- **RECORDS PROVIDED**
□ □ □

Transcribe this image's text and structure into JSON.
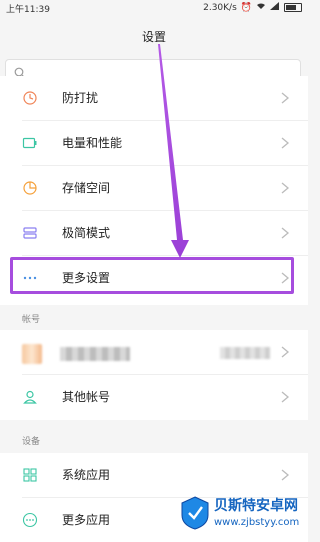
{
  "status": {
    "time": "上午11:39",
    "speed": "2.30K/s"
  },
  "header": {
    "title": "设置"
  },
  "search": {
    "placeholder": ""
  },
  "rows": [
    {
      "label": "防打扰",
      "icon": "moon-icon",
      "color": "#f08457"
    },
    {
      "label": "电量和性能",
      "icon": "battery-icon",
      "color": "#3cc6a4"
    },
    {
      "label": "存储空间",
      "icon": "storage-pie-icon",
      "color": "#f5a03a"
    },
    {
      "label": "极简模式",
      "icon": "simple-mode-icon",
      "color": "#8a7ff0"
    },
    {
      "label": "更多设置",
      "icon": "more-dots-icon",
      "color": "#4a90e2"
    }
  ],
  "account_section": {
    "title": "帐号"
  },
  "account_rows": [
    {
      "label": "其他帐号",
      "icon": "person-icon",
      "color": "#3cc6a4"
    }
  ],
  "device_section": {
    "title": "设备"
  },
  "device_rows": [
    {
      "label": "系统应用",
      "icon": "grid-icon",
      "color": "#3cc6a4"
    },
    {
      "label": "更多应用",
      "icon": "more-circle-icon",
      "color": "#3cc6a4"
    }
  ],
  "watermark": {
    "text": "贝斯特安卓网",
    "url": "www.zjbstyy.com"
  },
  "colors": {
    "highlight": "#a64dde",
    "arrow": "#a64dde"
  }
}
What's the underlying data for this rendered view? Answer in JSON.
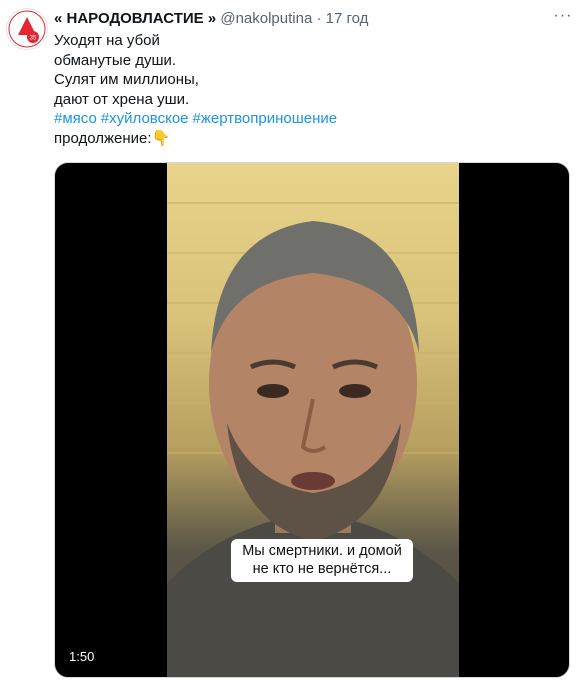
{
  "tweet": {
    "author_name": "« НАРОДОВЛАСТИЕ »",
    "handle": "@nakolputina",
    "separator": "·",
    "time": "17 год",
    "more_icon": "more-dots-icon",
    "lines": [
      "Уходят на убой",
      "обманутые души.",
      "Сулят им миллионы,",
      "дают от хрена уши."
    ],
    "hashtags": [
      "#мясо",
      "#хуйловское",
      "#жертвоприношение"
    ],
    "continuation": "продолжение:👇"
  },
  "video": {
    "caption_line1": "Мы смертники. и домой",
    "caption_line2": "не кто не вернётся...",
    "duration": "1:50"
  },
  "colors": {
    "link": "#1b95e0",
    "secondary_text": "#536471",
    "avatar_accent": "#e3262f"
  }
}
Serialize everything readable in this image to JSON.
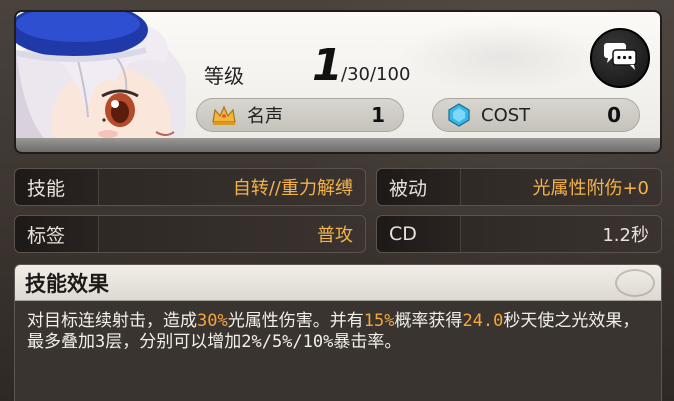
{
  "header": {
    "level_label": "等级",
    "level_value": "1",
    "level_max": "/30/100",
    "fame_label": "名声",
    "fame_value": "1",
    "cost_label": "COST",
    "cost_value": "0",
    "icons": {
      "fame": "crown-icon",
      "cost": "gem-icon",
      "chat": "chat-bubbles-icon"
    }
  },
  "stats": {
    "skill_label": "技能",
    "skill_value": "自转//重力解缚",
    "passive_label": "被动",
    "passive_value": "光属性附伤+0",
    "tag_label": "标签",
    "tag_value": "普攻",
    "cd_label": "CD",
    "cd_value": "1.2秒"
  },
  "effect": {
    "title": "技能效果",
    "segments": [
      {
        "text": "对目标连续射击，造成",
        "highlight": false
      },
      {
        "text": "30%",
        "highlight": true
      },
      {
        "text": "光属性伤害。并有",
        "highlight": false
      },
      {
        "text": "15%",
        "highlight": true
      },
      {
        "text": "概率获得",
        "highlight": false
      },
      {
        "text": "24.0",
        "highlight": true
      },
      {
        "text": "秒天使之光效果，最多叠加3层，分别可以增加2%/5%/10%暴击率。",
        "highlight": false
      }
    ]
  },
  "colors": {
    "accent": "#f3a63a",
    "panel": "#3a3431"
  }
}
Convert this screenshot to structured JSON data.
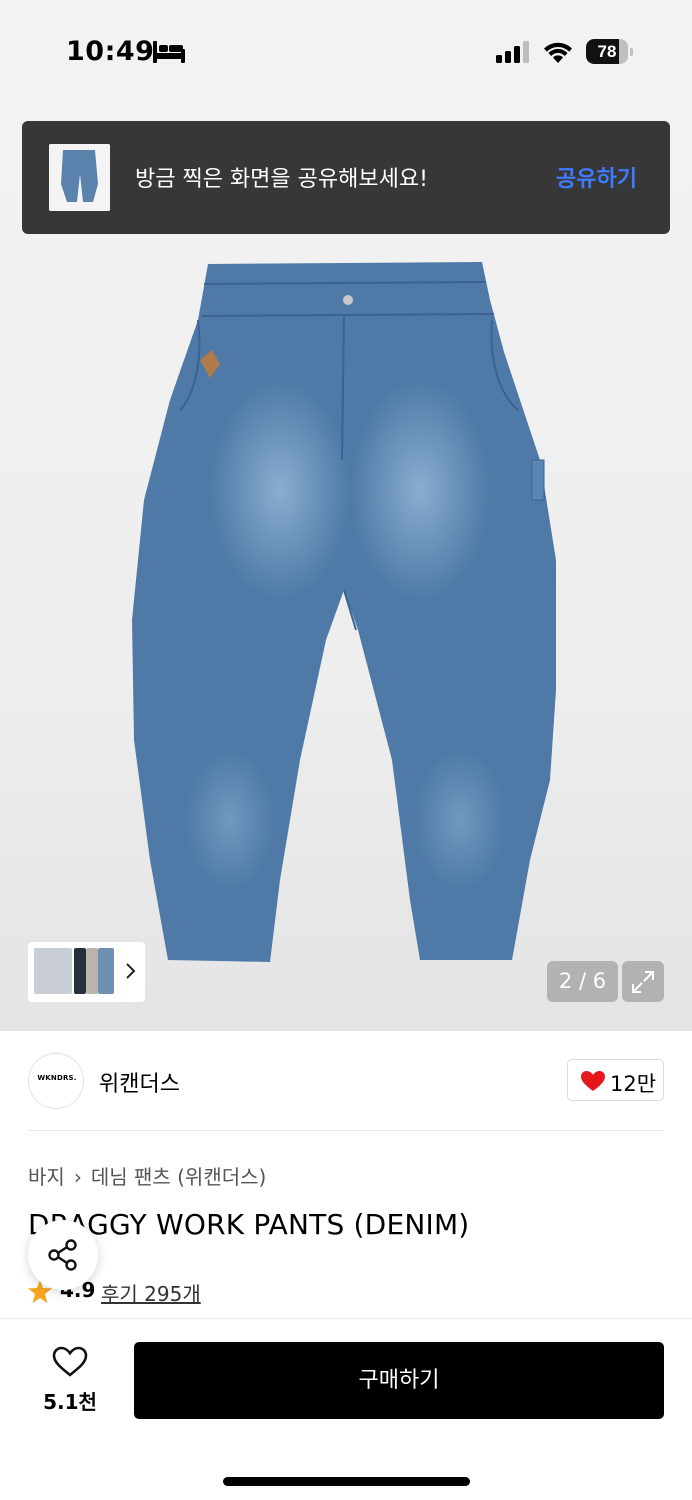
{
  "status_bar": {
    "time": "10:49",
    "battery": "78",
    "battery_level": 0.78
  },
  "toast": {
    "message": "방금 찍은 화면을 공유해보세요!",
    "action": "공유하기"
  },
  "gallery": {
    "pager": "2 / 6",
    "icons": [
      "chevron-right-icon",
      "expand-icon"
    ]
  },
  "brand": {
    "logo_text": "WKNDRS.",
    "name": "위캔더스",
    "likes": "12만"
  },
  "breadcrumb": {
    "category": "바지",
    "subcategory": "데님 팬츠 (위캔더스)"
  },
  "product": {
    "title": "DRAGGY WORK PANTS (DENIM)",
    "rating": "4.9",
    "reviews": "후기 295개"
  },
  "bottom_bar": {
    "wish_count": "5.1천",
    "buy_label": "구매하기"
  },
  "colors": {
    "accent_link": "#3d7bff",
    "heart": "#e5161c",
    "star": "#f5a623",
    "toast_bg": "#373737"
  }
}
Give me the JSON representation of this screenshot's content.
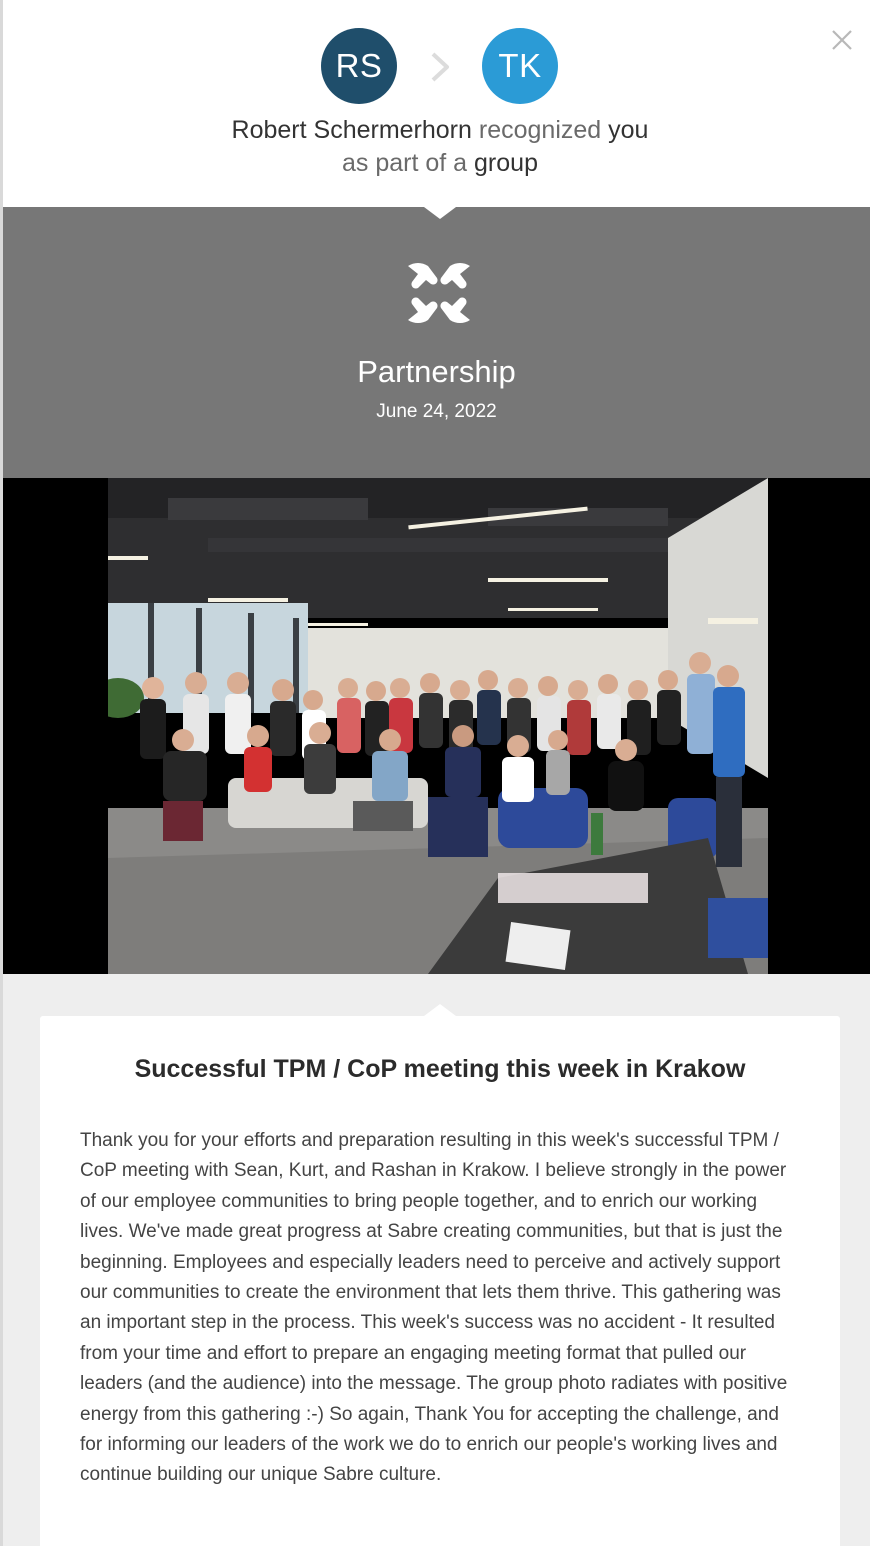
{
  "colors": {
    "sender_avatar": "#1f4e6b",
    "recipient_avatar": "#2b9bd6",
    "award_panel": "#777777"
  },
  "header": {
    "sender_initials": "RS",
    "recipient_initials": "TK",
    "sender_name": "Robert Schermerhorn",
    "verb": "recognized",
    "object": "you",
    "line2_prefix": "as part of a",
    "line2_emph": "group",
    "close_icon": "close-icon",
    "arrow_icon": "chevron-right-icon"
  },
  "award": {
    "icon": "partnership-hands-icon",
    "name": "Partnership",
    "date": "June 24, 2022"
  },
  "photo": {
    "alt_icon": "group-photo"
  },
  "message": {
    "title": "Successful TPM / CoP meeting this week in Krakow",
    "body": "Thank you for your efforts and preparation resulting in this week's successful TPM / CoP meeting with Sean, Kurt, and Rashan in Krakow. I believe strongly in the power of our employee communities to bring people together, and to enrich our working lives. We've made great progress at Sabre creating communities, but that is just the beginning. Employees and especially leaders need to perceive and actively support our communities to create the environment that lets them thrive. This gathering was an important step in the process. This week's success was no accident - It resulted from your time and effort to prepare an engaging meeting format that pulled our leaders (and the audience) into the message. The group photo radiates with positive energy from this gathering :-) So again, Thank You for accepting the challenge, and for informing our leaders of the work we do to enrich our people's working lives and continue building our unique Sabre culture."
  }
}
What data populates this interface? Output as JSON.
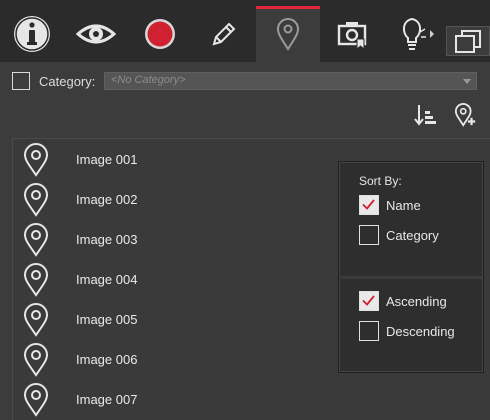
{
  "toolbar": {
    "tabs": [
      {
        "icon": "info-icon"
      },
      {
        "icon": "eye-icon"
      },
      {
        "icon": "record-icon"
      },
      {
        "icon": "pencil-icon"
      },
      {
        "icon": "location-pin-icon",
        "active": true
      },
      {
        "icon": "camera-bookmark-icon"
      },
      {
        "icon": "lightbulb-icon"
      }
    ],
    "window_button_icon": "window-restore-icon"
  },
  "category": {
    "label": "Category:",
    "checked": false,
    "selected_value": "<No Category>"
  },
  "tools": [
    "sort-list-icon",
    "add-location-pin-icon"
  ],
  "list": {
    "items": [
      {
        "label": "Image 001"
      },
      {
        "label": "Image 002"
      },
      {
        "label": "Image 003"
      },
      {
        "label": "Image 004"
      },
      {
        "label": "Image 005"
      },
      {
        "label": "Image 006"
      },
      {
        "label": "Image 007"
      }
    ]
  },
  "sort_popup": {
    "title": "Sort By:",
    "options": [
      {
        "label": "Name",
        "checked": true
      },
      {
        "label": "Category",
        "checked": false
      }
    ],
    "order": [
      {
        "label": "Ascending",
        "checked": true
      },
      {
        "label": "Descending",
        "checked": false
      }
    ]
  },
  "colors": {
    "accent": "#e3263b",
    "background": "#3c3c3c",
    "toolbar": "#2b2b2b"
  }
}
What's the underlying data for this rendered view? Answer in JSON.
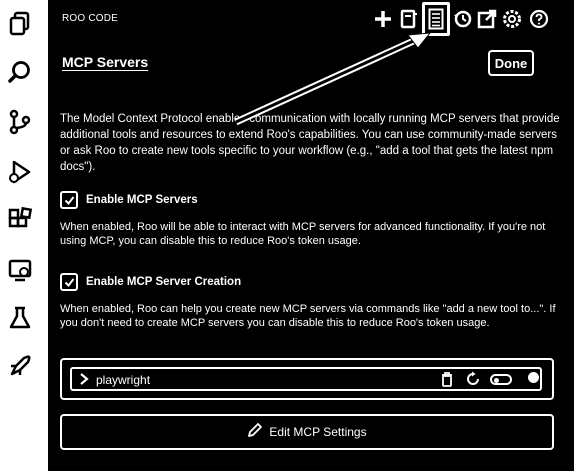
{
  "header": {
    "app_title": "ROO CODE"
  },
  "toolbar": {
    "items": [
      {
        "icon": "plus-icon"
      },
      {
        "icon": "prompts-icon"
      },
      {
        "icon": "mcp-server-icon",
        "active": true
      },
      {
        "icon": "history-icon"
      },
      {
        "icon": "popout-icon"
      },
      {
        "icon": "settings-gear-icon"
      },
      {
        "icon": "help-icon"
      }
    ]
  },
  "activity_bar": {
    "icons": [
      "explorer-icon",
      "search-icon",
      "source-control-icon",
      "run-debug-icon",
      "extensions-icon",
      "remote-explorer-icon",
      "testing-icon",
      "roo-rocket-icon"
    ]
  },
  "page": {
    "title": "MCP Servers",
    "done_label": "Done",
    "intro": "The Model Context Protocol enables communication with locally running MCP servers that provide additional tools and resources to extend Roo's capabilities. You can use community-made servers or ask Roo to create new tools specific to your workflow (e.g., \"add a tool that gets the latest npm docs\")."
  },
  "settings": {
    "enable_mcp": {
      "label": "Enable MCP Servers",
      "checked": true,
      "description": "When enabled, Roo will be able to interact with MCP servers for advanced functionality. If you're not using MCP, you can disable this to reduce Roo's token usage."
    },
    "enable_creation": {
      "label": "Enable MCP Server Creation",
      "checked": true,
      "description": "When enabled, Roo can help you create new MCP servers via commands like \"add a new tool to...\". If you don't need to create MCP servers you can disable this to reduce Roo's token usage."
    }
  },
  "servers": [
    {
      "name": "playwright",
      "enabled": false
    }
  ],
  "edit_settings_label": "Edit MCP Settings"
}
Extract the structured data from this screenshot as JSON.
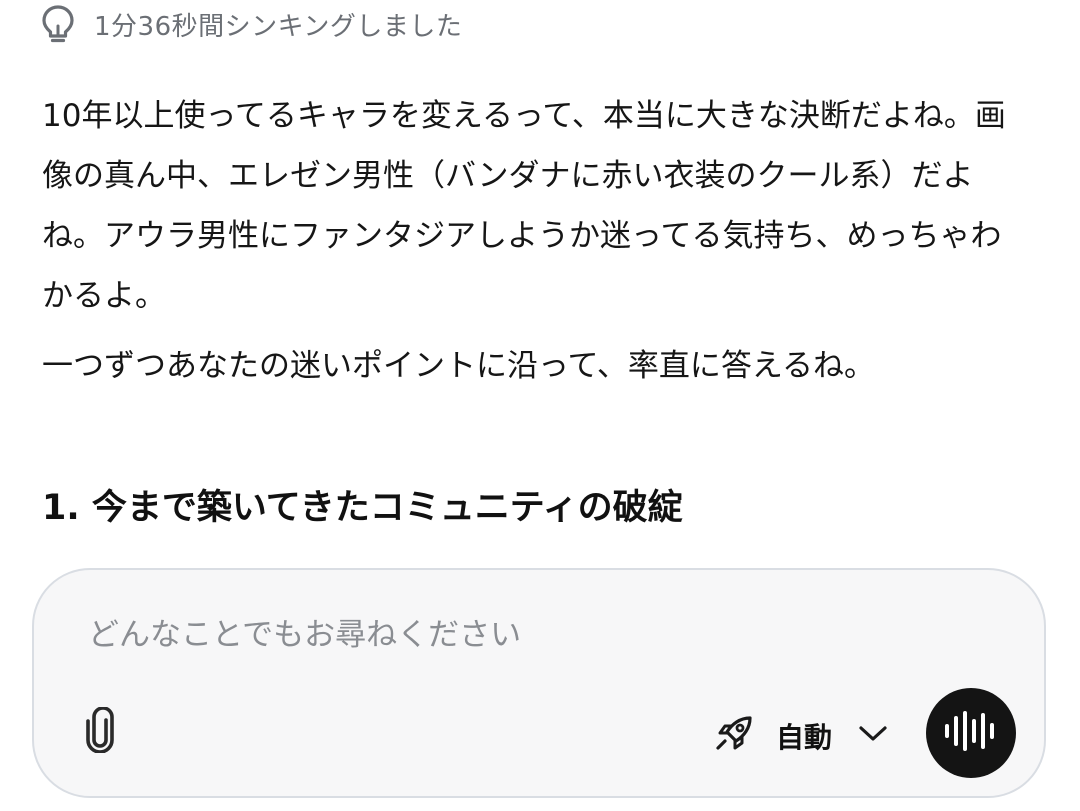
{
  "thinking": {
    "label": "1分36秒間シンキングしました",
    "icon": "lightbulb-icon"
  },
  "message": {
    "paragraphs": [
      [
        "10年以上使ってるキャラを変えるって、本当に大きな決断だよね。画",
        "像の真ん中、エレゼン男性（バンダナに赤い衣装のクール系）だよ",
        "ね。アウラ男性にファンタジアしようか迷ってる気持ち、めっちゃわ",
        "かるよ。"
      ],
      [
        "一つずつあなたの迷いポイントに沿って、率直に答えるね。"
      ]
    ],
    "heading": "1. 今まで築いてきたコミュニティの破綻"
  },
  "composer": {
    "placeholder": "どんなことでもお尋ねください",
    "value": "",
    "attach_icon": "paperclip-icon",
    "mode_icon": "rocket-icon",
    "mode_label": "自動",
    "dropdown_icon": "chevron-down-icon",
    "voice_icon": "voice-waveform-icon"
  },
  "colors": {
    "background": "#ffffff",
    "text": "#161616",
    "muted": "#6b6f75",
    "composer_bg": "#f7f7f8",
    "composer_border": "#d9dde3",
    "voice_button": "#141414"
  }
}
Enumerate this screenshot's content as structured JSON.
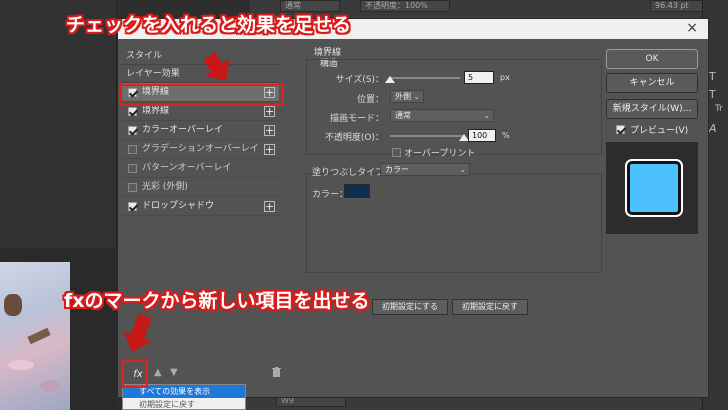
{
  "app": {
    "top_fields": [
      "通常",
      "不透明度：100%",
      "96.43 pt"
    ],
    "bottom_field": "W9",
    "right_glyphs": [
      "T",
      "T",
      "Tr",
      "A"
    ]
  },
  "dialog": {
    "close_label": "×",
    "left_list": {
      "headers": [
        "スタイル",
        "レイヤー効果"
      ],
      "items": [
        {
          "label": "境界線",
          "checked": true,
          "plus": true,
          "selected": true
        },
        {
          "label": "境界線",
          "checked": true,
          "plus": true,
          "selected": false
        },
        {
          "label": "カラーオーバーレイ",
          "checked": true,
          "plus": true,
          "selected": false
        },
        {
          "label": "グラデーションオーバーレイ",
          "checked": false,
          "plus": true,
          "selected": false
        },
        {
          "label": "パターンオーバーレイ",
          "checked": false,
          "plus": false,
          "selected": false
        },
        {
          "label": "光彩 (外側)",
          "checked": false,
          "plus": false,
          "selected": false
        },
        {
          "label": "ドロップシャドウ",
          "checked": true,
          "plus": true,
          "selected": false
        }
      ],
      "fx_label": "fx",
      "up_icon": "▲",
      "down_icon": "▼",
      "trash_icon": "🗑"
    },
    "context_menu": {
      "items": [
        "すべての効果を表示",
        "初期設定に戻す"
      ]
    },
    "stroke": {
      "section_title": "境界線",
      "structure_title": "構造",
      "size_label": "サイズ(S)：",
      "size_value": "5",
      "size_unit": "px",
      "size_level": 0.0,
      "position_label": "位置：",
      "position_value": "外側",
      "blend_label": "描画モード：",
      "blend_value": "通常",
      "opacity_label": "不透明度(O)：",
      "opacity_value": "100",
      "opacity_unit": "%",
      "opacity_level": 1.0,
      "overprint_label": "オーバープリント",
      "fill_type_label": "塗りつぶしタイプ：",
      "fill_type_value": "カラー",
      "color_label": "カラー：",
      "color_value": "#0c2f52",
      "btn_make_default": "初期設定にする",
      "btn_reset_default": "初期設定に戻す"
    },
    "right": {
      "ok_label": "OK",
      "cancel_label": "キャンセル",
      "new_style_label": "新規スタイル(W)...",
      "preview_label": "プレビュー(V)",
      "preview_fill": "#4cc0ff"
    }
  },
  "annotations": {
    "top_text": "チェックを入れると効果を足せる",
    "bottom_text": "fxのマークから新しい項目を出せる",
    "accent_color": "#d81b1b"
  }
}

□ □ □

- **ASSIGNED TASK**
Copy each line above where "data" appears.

- **YOUR RESPONSE**
What's the underlying data for this rendered view? Answer in JSON.
Convert this screenshot to structured JSON data.
What data populates this interface? Output as JSON.
What's the underlying data for this rendered view? Answer in JSON.
Extract the structured data from this screenshot as JSON.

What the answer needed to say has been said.